**Problem details**
Wherever the string "value" appears in a line of the listing below, report that line.
- - - -
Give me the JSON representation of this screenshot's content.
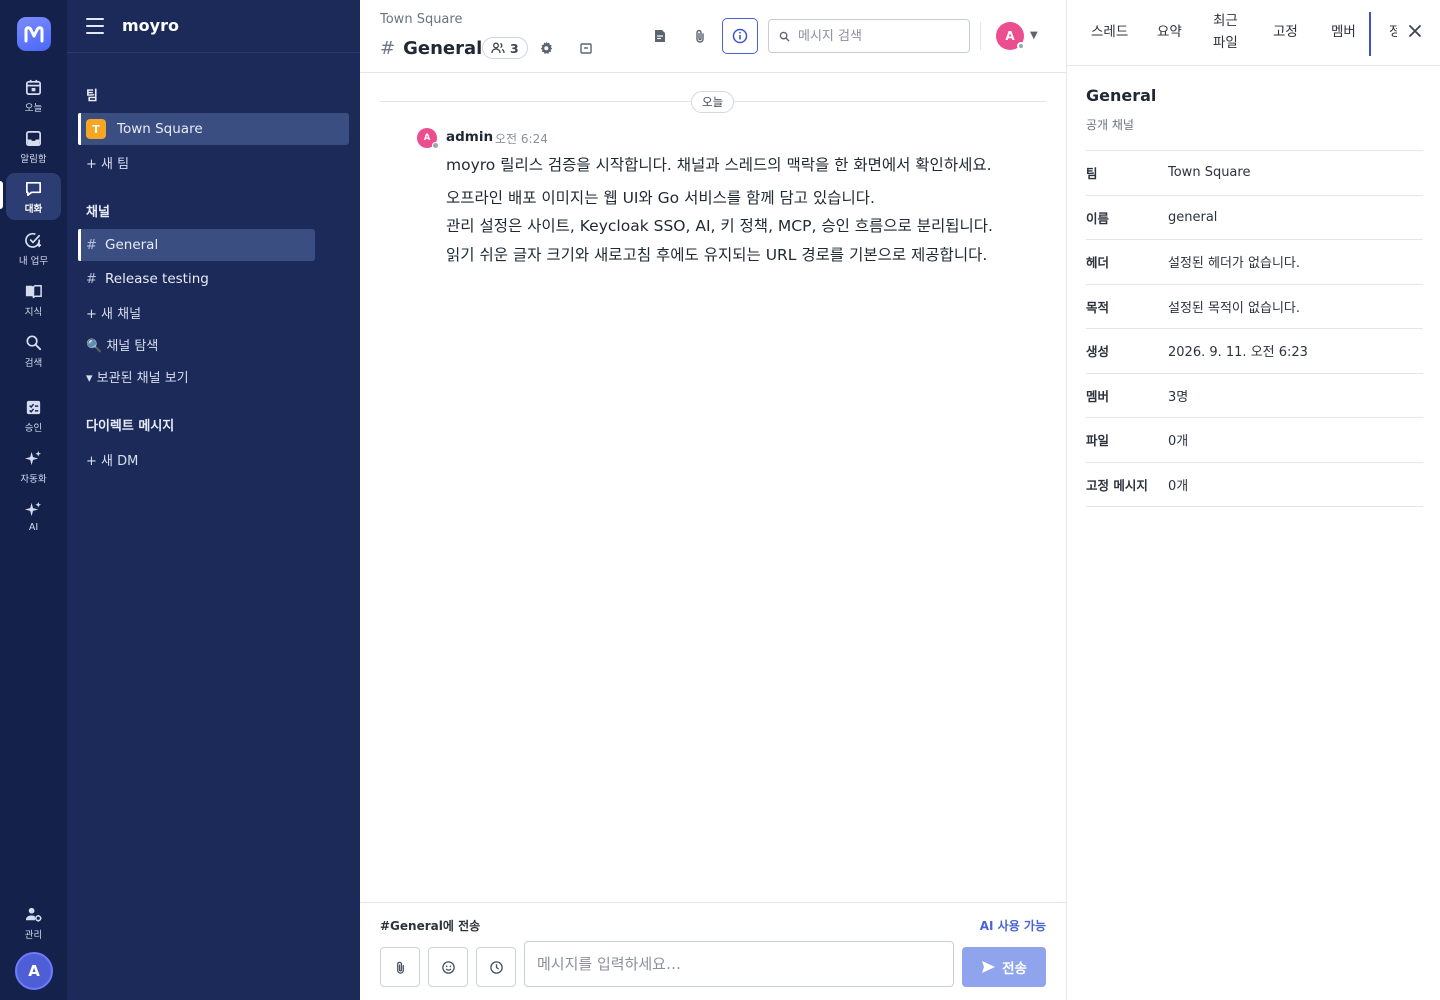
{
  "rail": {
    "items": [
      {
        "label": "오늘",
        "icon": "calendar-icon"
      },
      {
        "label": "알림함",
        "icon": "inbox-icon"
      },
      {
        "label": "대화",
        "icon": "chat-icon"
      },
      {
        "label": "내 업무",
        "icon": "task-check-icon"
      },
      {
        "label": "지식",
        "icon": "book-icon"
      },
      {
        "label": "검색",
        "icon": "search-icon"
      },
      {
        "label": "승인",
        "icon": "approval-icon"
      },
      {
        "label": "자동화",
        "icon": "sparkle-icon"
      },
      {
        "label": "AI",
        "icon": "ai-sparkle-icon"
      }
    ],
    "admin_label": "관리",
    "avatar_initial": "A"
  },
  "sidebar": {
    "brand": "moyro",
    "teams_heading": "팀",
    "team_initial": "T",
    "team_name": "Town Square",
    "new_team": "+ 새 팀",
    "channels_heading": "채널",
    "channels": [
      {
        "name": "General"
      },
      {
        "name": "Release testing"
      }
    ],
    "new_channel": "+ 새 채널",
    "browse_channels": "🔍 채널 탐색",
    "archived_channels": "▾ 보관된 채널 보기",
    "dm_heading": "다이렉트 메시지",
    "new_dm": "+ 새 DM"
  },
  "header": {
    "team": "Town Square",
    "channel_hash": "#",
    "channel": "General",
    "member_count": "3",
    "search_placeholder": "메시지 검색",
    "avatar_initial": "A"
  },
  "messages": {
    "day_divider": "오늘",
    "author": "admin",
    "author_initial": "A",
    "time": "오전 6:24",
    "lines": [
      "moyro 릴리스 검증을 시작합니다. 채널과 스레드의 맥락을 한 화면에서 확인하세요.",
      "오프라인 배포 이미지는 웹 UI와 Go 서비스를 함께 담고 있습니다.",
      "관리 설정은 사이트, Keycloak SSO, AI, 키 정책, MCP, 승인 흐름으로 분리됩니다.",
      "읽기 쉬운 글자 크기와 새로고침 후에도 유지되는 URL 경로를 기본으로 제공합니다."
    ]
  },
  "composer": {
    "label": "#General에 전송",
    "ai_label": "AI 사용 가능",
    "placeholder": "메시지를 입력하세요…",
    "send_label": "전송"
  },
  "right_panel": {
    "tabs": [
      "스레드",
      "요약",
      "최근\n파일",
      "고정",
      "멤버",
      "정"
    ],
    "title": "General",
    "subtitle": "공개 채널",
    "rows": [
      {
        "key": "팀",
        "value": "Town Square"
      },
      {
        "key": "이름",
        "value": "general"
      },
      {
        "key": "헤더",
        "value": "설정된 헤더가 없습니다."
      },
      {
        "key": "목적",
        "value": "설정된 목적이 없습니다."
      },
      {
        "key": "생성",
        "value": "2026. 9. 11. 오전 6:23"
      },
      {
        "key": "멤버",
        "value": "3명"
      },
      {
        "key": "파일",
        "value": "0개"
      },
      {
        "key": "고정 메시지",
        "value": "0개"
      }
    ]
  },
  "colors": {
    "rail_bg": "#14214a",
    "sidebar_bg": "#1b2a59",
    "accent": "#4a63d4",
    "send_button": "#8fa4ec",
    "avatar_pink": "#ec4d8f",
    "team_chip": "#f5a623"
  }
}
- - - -
**Solved problem**
        "value": "Town Square"
        "value": "general"
        "value": "설정된 헤더가 없습니다."
        "value": "설정된 목적이 없습니다."
        "value": "2026. 9. 11. 오전 6:23"
        "value": "3명"
        "value": "0개"
        "value": "0개"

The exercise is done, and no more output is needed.